Throughout history, versions of the false flag attack have been used successfully by governments in order to direct the force of the people toward whatever end the ruling class may be seeking. At times, that end may be war, or it may be the curtailing of domestic civil liberties and basic human rights. In others, it is an economic agenda.
Indeed, false flags are themselves capable of taking on a wide variety of forms – domestic or foreign, small or large, economic or political, and many other designations that can often blur into one another. Each may serve a specific purpose and each may be adjusted and tailored for that specific purpose as societal conditions require.
For instance, the chemical weapons attack which took place inside Syria in August, 2013 serve as an example of a foreign false flag designed to whip up American fervor for war, on the platform of Responsibility to Protect similar to the Gulf of Tonkin.

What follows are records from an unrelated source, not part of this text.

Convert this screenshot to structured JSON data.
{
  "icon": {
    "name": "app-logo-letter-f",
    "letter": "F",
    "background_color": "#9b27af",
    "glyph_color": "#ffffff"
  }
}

Domestically speaking, a large-scale false flag such as 9/11, can be used to whip up both a massive public support for war and a popular willingness to surrender civil liberties, constitutional procedure, and constitutional/human rights. Economic false flags may take the form of manufactured “government shutdowns” or “government defaults” designed to create a demand for austerity or other pro-Wall Street solutions. Lastly, smaller-scale domestic false flags such as Sandy Hook or Aurora, often involve the implementation of gun-control measures or a greater police state.
There are, of course, many different versions of false flag attacks and none fit into a tightly crafted classification beyond the generalized term “false flag.” As stated above, some false flags may indeed embrace an element of each of the different versions listed previously both in terms of methodology and purpose.